The average European citizen consumes 60.6kg of soy per year.
How is this possible?
You won’t see it listed as an ingredient, but a huge amount of soy goes into the products you find in your fridge.
The majority of the soy used in Europe comes from South America.
High in protein and energy, soy is a key commodity in global food supply chains. However, land used for soy production has been converted from forests, savannahs and grasslands - endangering valuable habitats and species and driving climate change.

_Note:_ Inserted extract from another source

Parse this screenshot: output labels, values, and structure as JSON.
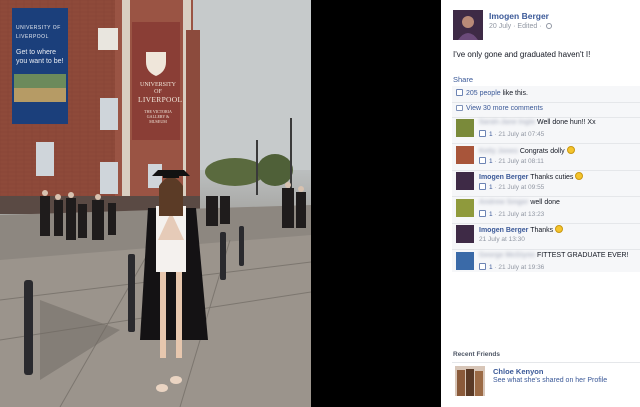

EU consumption of soy is fueling the destruction of invaluable habitats in other parts of the world. The good news is that there is a way to put an end to this: EU decision-makers are currently discussing a law that could ensure that everything we eat in the EU is nature destruction-free. This is the one shot we have at eliminating deforestation and ecosystem conversion from our market.
As citizens, we must ensure our governments are standing up for nature and support a strong law!
Follow the latest developments around this law via #Together4Forests
Show your support by sharing this on social media.
In addition to having a strong EU law in place to stop EU-driven destruction, we need to reduce our consumption of meat and other animal products, including dairy. EU diets are far from sustainable, with consumption of animal-based products exceeding the boundaries of sustainable or healthy consumption. Numerous recent studies have shown that a global shift towards healthier, more sustainable diets will combat climate change, improve human health and food security, reduce biodiversity loss and save lives!
Eat4Change is a WWF-led, international project co-funded by the EU, pushing for a shift towards more sustainable diets and food production practices.
Together4Forests is an international campaign, backed by 1.2 million citizens and 180+ NGOs, that is geared towards ensuring further protection of the world’s forests.